• _TASK DETAILS_
Retype each entry exactly as written, and keep the pictures out of the copy.

• _THE INPUT_
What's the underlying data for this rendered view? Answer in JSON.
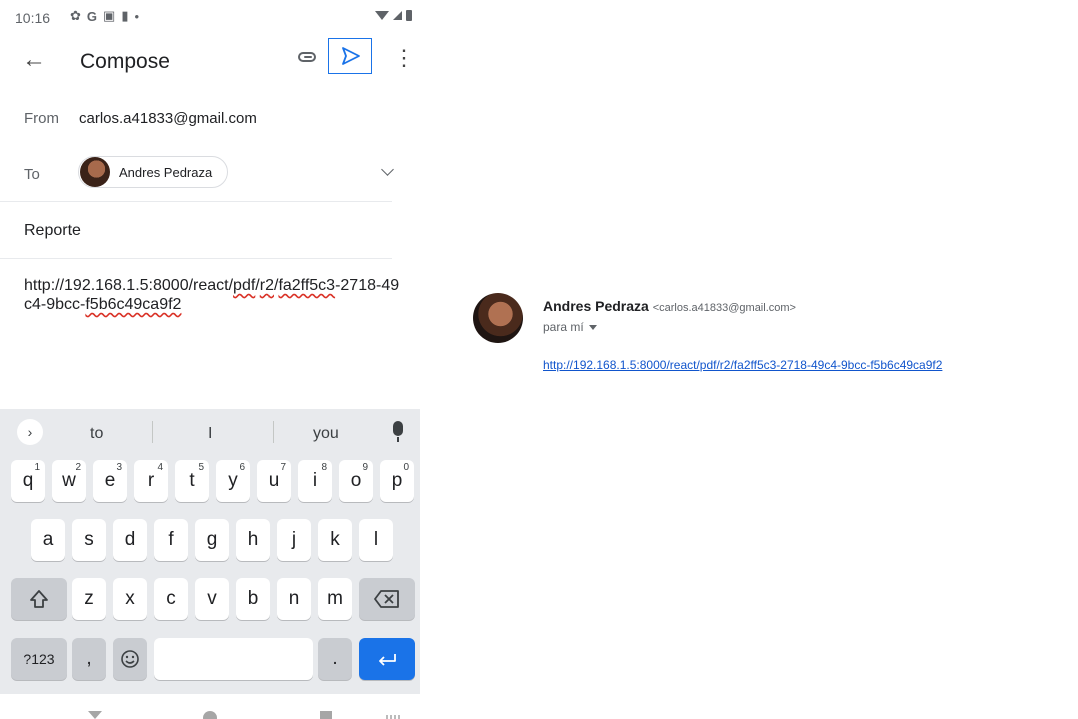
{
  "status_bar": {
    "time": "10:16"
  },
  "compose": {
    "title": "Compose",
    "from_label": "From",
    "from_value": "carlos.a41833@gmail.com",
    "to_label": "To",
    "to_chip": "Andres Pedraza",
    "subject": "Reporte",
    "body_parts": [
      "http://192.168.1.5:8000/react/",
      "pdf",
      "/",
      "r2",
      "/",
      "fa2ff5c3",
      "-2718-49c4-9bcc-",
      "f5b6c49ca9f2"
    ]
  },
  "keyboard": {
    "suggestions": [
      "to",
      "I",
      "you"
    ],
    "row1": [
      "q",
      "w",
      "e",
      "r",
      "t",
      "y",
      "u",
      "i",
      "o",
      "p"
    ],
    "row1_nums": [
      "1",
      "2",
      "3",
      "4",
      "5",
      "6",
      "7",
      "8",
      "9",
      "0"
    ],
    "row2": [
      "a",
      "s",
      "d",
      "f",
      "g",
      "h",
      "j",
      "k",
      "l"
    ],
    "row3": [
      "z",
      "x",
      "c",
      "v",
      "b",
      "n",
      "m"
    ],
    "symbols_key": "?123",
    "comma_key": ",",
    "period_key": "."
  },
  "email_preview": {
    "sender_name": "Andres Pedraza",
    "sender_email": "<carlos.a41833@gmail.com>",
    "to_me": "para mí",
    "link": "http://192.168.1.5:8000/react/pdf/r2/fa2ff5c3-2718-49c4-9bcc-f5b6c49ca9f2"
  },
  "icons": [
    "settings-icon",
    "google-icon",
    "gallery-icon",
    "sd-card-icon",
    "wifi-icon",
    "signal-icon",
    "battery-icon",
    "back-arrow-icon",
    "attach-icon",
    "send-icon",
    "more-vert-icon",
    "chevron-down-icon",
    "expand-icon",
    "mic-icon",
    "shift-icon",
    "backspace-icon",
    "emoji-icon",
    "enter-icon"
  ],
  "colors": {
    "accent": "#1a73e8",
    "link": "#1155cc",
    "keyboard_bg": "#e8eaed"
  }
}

• _WRITTEN REPLY_
What's the underlying data for this rendered view? Answer in JSON.
{
  "status_bar": {
    "time": "10:16"
  },
  "compose": {
    "title": "Compose",
    "from_label": "From",
    "from_value": "carlos.a41833@gmail.com",
    "to_label": "To",
    "to_chip": "Andres Pedraza",
    "subject": "Reporte",
    "body_parts": [
      "http://192.168.1.5:8000/react/",
      "pdf",
      "/",
      "r2",
      "/",
      "fa2ff5c3",
      "-2718-49c4-9bcc-",
      "f5b6c49ca9f2"
    ]
  },
  "keyboard": {
    "suggestions": [
      "to",
      "I",
      "you"
    ],
    "row1": [
      "q",
      "w",
      "e",
      "r",
      "t",
      "y",
      "u",
      "i",
      "o",
      "p"
    ],
    "row1_nums": [
      "1",
      "2",
      "3",
      "4",
      "5",
      "6",
      "7",
      "8",
      "9",
      "0"
    ],
    "row2": [
      "a",
      "s",
      "d",
      "f",
      "g",
      "h",
      "j",
      "k",
      "l"
    ],
    "row3": [
      "z",
      "x",
      "c",
      "v",
      "b",
      "n",
      "m"
    ],
    "symbols_key": "?123",
    "comma_key": ",",
    "period_key": "."
  },
  "email_preview": {
    "sender_name": "Andres Pedraza",
    "sender_email": "<carlos.a41833@gmail.com>",
    "to_me": "para mí",
    "link": "http://192.168.1.5:8000/react/pdf/r2/fa2ff5c3-2718-49c4-9bcc-f5b6c49ca9f2"
  },
  "icons": [
    "settings-icon",
    "google-icon",
    "gallery-icon",
    "sd-card-icon",
    "wifi-icon",
    "signal-icon",
    "battery-icon",
    "back-arrow-icon",
    "attach-icon",
    "send-icon",
    "more-vert-icon",
    "chevron-down-icon",
    "expand-icon",
    "mic-icon",
    "shift-icon",
    "backspace-icon",
    "emoji-icon",
    "enter-icon"
  ],
  "colors": {
    "accent": "#1a73e8",
    "link": "#1155cc",
    "keyboard_bg": "#e8eaed"
  }
}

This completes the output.